From the above recitation it would appear that the court was meticulous in informing defendant of all of his rights, but defendant now contends that in view of his youth and the speed with which his case was prosecuted he did not appreciate the significance of his actions and that therefore he did not intelligently and understandingly waive his rights. In effect he argues that a minor cannot waive his constitutional rights unless represented by counsel.

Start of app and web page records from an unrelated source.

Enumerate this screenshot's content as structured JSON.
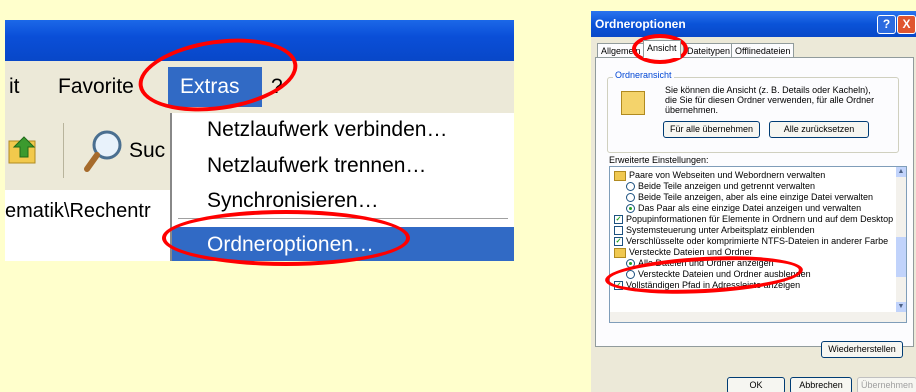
{
  "menubar": {
    "item_1": "it",
    "item_2": "Favorite",
    "extras": "Extras",
    "help": "?"
  },
  "toolbar": {
    "search_fragment": "Suc"
  },
  "address": {
    "text": "ematik\\Rechentr"
  },
  "extras_menu": {
    "items": [
      "Netzlaufwerk verbinden…",
      "Netzlaufwerk trennen…",
      "Synchronisieren…"
    ],
    "highlighted": "Ordneroptionen…"
  },
  "dialog": {
    "title": "Ordneroptionen",
    "help_button": "?",
    "close_button": "X",
    "tabs": [
      "Allgemein",
      "Ansicht",
      "Dateitypen",
      "Offlinedateien"
    ],
    "group_label": "Ordneransicht",
    "group_description": "Sie können die Ansicht (z. B. Details oder Kacheln), die Sie für diesen Ordner verwenden, für alle Ordner übernehmen.",
    "apply_all_button": "Für alle übernehmen",
    "reset_all_button": "Alle zurücksetzen",
    "advanced_label": "Erweiterte Einstellungen:",
    "settings": [
      {
        "type": "folder",
        "label": "Paare von Webseiten und Webordnern verwalten"
      },
      {
        "type": "radio",
        "checked": false,
        "label": "Beide Teile anzeigen und getrennt verwalten"
      },
      {
        "type": "radio",
        "checked": false,
        "label": "Beide Teile anzeigen, aber als eine einzige Datei verwalten"
      },
      {
        "type": "radio",
        "checked": true,
        "label": "Das Paar als eine einzige Datei anzeigen und verwalten"
      },
      {
        "type": "check",
        "checked": true,
        "label": "Popupinformationen für Elemente in Ordnern und auf dem Desktop"
      },
      {
        "type": "check",
        "checked": false,
        "label": "Systemsteuerung unter Arbeitsplatz einblenden"
      },
      {
        "type": "check",
        "checked": true,
        "label": "Verschlüsselte oder komprimierte NTFS-Dateien in anderer Farbe"
      },
      {
        "type": "folder",
        "label": "Versteckte Dateien und Ordner"
      },
      {
        "type": "radio",
        "checked": true,
        "label": "Alle Dateien und Ordner anzeigen"
      },
      {
        "type": "radio",
        "checked": false,
        "label": "Versteckte Dateien und Ordner ausblenden"
      },
      {
        "type": "check",
        "checked": true,
        "label": "Vollständigen Pfad in Adressleiste anzeigen"
      }
    ],
    "restore_button": "Wiederherstellen",
    "ok_button": "OK",
    "cancel_button": "Abbrechen",
    "apply_button": "Übernehmen"
  }
}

As pointed out in the appellate court opinion, section 111-2 of the Code of Criminal Procedure (Ill. Rev. Stat. 1963, chap. 38, par. 111-2) and our Rule 26(3) (now 401(b)) provide that prosecution by indictment may be waived, provided such waiver is made understandingly, and section 113-5 and our Rule 26(4) require appointment of counsel prior to acceptance of a guilty plea, or waiver of jury or indictment, only where accused is under 18 years of age. Also, we have previously held that where an accused is above the age in which there is a want of criminal capacity he must appear and defend in person or by attorney and, unless there is something in the record to indicate that he was unable to understand or comprehend the import of his plea of guilty, the mere fact that he is a minor does not preclude him from waiving his rights. (People v. Wakeland, 15 Ill.2d 265; People v. Davis, 396 Ill. 432; People v. Batey, 392 Ill. 390.) We see no reason to change this rule, for once an accused has been adequately advised of his right to counsel and has understandingly waived that right there is no constitutional duty to force a lawyer upon him. People v. Bush, 32 Ill.2d 484.

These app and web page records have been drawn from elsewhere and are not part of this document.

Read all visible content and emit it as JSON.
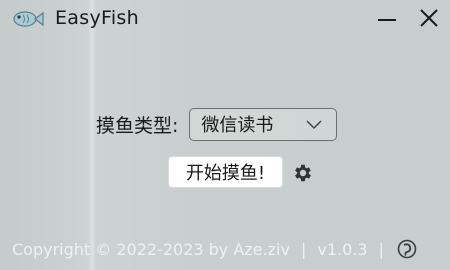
{
  "window": {
    "title": "EasyFish",
    "app_icon": "fish-icon",
    "minimize_icon": "minimize-icon",
    "close_icon": "close-icon"
  },
  "main": {
    "type_label": "摸鱼类型:",
    "type_select": {
      "value": "微信读书",
      "icon": "chevron-down-icon"
    },
    "start_button": "开始摸鱼!",
    "settings_icon": "gear-icon"
  },
  "footer": {
    "copyright": "Copyright © 2022-2023 by Aze.ziv",
    "separator": "|",
    "version": "v1.0.3",
    "footer_icon": "fish-hook-icon"
  },
  "colors": {
    "background": "#c9d0cf",
    "text": "#1a1a1a",
    "footer_text": "#eef2f2",
    "button_bg": "#ffffff"
  }
}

Nor does the fact that defendant was brought before a court having jurisdiction to dispose of his case at the earliest opportunity following his arrest reflect a violation of his rights. (People v. Wakeland, 15 Ill.2d 265.) In fact, it would appear, as stated in the latter case, that the court and State's Attorney here were proceeding with no greater dispatch than defendant apparently desired.

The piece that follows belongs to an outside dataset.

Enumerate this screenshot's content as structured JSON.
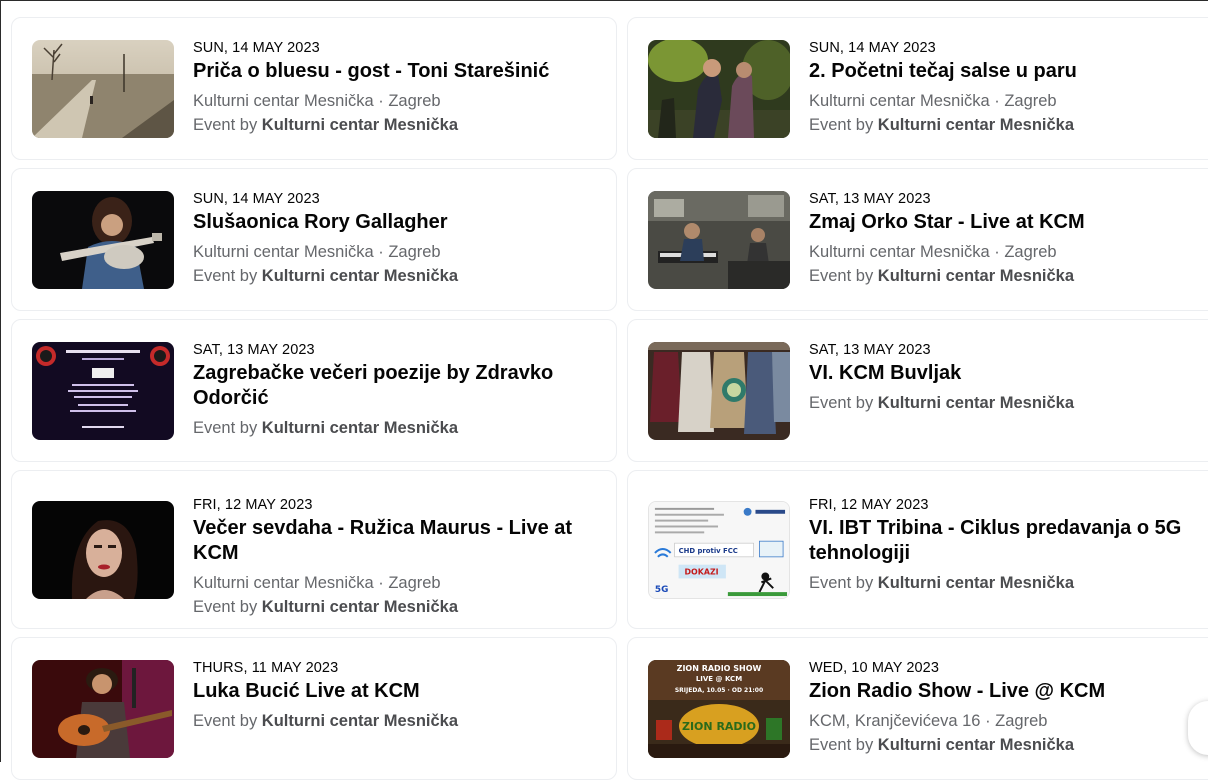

Defendant further contends that the court's explanation of defendant's right to prosecution by indictment was confusing and contradictory in that after informing him he had an absolute right to prosecution in this way the court qualified it by stating he would not be waiving any of his rights by consenting to prosecution by information. At first blush this is a contradictory statement but it is taken out of context. The court continued to explain and assure defendant that even if prosecuted by information he still had the same rights to a trial, whether by jury or by court whichever he preferred. When the statement is thus read in full it becomes obvious that the court was only offering further assurance that a waiver of indictment did not constitute a waiver of a jury trial, that such waivers were separate and distinct, and it would be difficult indeed to say that it would be otherwise understood by anyone under the circumstances of the court's repeated references to the various rights of the defendant.
We do not believe it necessary to consider the other arguments of defendant as to whether he understood and intelligently waived his rights as they have been fully covered by the exhaustive and well considered opinion of the Appellate Court and we agree with and adopt the reasoning and conclusions therein stated.
We also agree that though the conviction is affirmed the sentence should be vacated and the cause remanded for resentencing after a hearing of such facts and circumstances as are essential to the exercise of a sound judicial discretion in the imposition of a proper sentence.
The judgment of the Appellate Court ...